- 1 Skincare Guide and Beauty Routine For Sensitive Skin
- 1.1 Learn everything in this manual that we prepared!
- 1.2 The vigilant cells
- 1.3 Why does the skin enter this hyperactive state of defence?
- 1.4 How to identify sensitive skin?
- 1.5 How to choose cosmetics for sensitive skin?
- 1.6 When in doubt, you can do a touch test:
- 1.7 But the care doesn’t stop there. If your skin is sensitive:
Skincare Guide and Beauty Routine For Sensitive Skin
Everything you need to know to deal with this most common condition for all skin types at any stage of life.It is estimated that half of the world’s population has sensitive skin, a condition that can affect any skin type – from the oiliest to the driest – at any stage of life.If your skin gets symptoms of redness and breakout even when applying a moisturizer, here’s a basic beauty routine for sensitive skin!
Giving your skin more fat, in the form of moisturizers and oils, will create a tighter bond between your cells and make it less vulnerable to irritants. If your skin isn’t too oily, try using a face oil instead of a moisturizer at night. Coconut oil is a light, all-purpose oil that works well all over your body.But how do you know if your skin is sensitive, and what care should you take?
Learn everything in this manual that we prepared!
First, we must remember that the skin is a protective organ. It has an innate and spontaneous biological engineering that works 24 hours a day to defend our internal organs, serving as an interlocutor between our body and the world.
It warns us when the temperature drops (so we feel cold). When the sun is too hot (we feel a burning sensation), it tells us when something strange wants to enter (or has already entered!), triggering allergies, inflammatory processes, irritations, infections.Sensitive skin is a widely reported condition where there is subjective cutaneous hyper-reactivity to environmental factors.
To protect us, the skin is always on alert. However, insensitive skin, all the natural defence tools are hyperactive, working much more intensively.
The vigilant cells
The Langerhans cells are first to warn that something foreign has come into contact with the skin. Responsible for cutaneous immunosurveillance, they sound the first alarm, saying, “Oops! There’s something strange here!”
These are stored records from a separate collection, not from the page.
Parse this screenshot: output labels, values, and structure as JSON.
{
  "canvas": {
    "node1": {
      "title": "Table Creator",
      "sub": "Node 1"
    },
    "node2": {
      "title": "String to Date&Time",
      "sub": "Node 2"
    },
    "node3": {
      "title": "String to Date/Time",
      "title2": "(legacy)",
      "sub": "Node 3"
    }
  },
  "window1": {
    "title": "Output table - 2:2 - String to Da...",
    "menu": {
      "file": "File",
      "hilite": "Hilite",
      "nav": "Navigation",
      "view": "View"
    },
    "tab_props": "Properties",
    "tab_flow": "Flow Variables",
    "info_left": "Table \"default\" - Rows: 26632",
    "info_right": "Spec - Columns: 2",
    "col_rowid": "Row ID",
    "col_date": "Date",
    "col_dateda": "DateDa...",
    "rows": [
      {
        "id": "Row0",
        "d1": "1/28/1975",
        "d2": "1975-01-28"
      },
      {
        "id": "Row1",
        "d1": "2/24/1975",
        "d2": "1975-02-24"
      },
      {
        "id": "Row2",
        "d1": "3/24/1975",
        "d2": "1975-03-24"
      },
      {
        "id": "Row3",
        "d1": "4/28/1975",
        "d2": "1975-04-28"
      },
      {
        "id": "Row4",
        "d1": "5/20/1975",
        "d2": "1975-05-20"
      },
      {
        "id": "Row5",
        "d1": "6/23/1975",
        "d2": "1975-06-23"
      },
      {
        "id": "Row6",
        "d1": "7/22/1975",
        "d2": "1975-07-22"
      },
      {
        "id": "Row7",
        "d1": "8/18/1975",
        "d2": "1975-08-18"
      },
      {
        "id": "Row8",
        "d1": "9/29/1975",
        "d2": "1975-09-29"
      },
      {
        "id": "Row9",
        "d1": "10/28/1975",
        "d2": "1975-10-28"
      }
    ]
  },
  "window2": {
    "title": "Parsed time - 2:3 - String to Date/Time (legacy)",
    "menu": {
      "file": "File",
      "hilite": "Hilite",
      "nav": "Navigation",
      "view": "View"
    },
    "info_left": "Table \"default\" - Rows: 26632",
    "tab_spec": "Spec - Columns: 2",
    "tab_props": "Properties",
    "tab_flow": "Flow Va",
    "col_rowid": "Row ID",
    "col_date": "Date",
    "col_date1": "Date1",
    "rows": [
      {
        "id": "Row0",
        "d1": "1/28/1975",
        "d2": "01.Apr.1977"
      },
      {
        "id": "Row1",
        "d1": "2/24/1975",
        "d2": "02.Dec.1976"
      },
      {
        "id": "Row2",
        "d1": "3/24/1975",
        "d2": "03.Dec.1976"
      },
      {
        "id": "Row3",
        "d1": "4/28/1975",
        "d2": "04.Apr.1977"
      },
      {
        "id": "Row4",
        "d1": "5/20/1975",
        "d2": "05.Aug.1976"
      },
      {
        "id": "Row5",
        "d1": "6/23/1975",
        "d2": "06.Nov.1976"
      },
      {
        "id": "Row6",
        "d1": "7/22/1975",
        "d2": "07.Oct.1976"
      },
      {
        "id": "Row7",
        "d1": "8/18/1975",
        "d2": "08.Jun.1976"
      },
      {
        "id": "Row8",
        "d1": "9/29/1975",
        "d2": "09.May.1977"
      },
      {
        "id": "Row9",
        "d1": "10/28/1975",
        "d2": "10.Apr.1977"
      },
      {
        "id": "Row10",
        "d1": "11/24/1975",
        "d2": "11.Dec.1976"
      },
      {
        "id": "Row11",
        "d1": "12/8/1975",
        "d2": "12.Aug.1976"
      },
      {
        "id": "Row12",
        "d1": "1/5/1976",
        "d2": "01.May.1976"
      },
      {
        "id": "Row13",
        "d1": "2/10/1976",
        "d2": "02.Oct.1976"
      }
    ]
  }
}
The danger message reaches another group of cells, the mast cells—faithful sentinels check which foreign substance (or microorganism) is trying to get in.
If mast cells don’t recognize the invader, they understand that the intruder will harm us. To defend us, they trigger cascades of inflammatory ingredients that come into action to destroy the enemy.
Now imagine all of this working intensely, non-stop. Sensitive skin is like that, with dangerous radars and defence mechanisms working hard, at very high levels, in hyperactivity.
Why does the skin enter this hyperactive state of defence?
The reasons are diverse. They range from climatic conditions (a harsher winter, for example) to the needs of modern life, which expose us to a series of harmful stimuli: pollution, stress, poor nutrition, in addition to numerous chemical and synthetic substances that conflict with the senses of the natural pharmacy that our organism possesses.
How to identify sensitive skin?
It’s pretty simple: you felt discomfort. It’s a sign of sensitivity.
Some characteristics are easily noticeable: redness, itching, burning, tingling, tightness, or tightness of the skin. Do you know when your skin gets itchy? It is also an indicator that she is sensitive.
How to choose cosmetics for sensitive skin?
The first step is to check if the product is recommended for this skin condition.
When in doubt, you can do a touch test:
apply a little of the product to the inner crease of the elbow;
bend the arm and wait 10 minutes;
if there is a feeling of discomfort, the product should not be used.
But the care doesn’t stop there. If your skin is sensitive:
I prefer formulas with hypoallergenic or fragrance-free fragrances.
Avoid cosmetics that have dyes.
Look for formulas that do not have potentially allergenic preservatives like parabens, methylchloroisothiazolinone, isothiazolinone, and DMDM hydantoin.